Eradicate destructive reef pests and grow healthy, new coral
The Great Barrier Reef is the largest living structure on earth – its size vital to its resilience.
Extending more than 2,900km along the Queensland coast, the reef’s size also presents logistical and fiscal challenges for large-scale restoration and monitoring.
Crown-of-thorns starfish outbreaks continue to have a detrimental impact on the reef. There is urgent need to actively intervene to boost the reef’s capacity to recover.
In 2015, QUT roboticists developed the world’s first robot designed to monitor and control the crown-of-thorns starfish population on the Great Barrier Reef. These thorny starfish are voracious predators responsible for an estimated 40 per cent of the reef’s total decline in coral cover.
RangerBot is a state-of-the-art autonomous underwater robot proven to detect and kill crown-of-thorns starfish. It works safely without damaging the reef.
A sister project, LarvalBot, has been developed to support the regeneration of bleached and degraded reefs through distributing coral larvae – fertilised via innovative ‘coral IVF’ techniques. When distributed by the LarvalBot at optimal times these tiny ‘coral babies’ settle onto damaged reefs and grow to restore healthy coral populations.
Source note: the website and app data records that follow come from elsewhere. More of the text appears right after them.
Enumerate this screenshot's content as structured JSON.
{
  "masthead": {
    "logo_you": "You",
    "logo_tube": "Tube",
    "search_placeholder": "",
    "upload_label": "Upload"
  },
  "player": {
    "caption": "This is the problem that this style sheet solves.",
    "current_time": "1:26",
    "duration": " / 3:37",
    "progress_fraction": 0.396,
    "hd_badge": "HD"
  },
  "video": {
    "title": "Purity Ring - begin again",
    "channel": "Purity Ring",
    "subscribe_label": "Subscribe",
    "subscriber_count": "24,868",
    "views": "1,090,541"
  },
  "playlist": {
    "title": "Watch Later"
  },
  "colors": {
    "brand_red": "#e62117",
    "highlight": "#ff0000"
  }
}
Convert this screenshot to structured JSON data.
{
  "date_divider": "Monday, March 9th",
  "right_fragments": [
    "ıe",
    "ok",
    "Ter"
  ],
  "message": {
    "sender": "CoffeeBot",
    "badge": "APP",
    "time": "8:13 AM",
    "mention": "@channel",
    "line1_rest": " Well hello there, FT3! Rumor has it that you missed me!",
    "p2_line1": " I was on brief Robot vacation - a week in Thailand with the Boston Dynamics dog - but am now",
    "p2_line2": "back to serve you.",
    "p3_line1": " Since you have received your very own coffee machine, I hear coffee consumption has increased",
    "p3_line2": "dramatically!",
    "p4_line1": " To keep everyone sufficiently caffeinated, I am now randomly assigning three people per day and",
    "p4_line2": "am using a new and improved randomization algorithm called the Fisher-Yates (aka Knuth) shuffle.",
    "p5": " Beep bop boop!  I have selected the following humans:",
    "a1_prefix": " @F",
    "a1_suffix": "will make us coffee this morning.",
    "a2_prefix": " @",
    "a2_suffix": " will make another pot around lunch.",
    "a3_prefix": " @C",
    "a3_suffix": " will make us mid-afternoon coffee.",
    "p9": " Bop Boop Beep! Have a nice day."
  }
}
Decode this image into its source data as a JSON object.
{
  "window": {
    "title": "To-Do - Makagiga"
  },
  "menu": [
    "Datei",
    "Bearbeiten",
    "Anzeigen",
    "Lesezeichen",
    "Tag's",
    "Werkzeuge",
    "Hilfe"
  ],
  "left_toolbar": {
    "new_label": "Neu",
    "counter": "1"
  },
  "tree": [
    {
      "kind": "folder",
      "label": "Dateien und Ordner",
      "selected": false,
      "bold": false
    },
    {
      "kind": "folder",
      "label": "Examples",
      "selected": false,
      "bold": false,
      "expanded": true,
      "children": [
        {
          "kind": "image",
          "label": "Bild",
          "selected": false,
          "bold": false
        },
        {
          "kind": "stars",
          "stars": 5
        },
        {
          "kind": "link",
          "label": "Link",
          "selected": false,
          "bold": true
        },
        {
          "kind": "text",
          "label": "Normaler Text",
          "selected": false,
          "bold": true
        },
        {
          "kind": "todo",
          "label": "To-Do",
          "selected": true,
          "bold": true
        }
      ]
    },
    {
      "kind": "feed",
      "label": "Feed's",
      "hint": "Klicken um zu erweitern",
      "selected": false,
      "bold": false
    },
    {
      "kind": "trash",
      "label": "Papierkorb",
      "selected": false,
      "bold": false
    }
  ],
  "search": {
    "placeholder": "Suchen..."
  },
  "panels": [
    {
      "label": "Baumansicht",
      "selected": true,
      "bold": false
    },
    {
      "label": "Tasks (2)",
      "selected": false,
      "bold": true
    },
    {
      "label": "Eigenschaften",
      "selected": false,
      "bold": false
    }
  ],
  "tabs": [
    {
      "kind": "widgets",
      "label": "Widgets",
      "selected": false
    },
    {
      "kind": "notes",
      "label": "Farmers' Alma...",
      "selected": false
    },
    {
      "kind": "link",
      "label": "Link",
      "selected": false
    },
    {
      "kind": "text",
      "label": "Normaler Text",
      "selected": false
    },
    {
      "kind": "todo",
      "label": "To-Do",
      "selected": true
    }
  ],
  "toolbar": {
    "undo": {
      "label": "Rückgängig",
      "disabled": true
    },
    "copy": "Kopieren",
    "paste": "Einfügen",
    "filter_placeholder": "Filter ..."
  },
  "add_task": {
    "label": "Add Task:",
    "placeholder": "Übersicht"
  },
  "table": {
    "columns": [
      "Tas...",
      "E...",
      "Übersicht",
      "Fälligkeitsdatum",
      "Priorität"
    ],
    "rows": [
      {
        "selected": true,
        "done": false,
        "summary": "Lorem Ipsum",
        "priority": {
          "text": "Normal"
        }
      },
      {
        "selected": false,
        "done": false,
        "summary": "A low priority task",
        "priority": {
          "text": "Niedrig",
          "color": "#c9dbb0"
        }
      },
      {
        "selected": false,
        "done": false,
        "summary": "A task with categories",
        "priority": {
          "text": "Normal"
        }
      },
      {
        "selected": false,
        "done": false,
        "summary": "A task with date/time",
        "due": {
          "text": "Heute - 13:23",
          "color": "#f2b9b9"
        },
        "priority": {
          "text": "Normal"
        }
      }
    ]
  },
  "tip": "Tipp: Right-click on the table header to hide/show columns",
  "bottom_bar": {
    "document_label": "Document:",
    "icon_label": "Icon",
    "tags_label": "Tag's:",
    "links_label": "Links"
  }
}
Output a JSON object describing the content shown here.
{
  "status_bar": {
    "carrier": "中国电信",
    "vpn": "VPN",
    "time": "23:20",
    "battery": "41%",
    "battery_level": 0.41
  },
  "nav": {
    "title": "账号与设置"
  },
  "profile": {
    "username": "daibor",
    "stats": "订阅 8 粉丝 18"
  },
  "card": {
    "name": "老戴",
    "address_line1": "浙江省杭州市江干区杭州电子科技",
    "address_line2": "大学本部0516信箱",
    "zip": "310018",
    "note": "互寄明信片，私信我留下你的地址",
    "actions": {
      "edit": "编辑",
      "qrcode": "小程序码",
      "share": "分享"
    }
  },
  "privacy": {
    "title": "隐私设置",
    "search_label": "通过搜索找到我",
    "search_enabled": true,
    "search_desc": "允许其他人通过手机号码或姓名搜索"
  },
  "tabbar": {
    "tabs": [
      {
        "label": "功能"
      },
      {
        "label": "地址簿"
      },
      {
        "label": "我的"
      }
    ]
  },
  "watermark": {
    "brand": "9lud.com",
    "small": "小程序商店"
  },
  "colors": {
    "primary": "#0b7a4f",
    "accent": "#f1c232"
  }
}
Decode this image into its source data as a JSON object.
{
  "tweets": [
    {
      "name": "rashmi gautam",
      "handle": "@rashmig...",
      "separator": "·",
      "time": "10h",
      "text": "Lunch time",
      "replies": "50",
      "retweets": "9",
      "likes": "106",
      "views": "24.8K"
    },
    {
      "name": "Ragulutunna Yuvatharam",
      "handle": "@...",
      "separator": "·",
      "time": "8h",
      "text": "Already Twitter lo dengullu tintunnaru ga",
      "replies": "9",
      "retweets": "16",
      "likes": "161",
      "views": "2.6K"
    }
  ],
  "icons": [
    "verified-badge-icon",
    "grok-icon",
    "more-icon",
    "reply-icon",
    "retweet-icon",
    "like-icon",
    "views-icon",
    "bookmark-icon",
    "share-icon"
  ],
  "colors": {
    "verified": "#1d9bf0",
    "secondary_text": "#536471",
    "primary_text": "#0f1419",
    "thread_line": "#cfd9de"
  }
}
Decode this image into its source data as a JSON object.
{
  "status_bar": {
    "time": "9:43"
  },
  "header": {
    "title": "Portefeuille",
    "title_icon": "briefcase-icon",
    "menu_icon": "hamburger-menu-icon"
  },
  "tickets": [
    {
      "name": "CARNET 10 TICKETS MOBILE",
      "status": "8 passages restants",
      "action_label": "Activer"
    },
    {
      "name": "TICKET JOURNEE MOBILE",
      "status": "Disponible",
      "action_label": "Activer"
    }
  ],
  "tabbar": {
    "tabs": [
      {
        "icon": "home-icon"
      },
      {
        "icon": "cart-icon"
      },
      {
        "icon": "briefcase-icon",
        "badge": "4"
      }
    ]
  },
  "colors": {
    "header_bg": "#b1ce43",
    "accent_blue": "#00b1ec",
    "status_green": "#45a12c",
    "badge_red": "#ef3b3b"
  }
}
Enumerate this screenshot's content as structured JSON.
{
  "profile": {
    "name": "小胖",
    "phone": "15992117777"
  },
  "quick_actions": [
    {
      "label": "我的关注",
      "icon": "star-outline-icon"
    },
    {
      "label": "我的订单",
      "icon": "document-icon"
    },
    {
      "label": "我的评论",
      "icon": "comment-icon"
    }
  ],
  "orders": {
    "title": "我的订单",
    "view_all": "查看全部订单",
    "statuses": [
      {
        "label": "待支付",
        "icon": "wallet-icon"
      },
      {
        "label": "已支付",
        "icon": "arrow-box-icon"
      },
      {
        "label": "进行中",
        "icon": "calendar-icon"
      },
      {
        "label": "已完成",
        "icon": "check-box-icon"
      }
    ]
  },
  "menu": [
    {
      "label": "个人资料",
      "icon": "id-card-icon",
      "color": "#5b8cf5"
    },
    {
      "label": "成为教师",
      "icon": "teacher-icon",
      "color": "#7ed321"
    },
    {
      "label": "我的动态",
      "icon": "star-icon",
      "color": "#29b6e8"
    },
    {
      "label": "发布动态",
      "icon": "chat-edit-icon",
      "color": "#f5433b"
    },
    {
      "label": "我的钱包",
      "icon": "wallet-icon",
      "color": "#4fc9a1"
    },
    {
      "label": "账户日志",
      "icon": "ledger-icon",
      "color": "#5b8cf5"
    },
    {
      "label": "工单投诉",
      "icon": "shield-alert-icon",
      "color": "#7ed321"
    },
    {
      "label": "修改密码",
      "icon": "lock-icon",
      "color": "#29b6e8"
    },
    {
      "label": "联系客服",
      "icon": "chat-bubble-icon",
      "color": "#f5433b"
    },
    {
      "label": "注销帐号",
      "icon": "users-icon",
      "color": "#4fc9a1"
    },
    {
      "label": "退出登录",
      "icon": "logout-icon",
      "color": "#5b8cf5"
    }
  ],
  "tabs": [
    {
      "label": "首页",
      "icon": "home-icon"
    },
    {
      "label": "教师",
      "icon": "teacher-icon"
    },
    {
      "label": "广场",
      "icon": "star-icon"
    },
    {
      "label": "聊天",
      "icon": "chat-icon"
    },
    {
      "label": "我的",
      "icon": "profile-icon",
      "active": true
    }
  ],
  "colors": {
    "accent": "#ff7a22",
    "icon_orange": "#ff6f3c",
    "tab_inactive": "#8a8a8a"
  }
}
Most corals reproduce once a year by simultaneously releasing billions of coral eggs and sperm which then fertilise to form tiny larvae. Within a couple of days, the larvae are ready to grow and settle onto available reef substrate, but only a tiny fraction of the larvae grow into mature coral colonies. LarvalBot has the potential to support an exponential increase in the settlement and growth of new healthy coral.
With your help, we can tackle reef issues and speed up the recovery of the Great Barrier Reef.
Your gift will help:
- develop technology and processes to restore the Great Barrier Reef to a healthy ecosystem
- build and deploy more RangerBots to control the crown-of-thorns starfish population
- advance research to optimise LarvalBot to accelerate coral reef growth and restoration through the distribution of coral larvae soon after mass coral spawning
- enable active monitoring and data collection of the reef for early detection of trends and changes and inform assessment of key threats and future risks
- preserve one of the world's most spectacular natural treasures for future generations.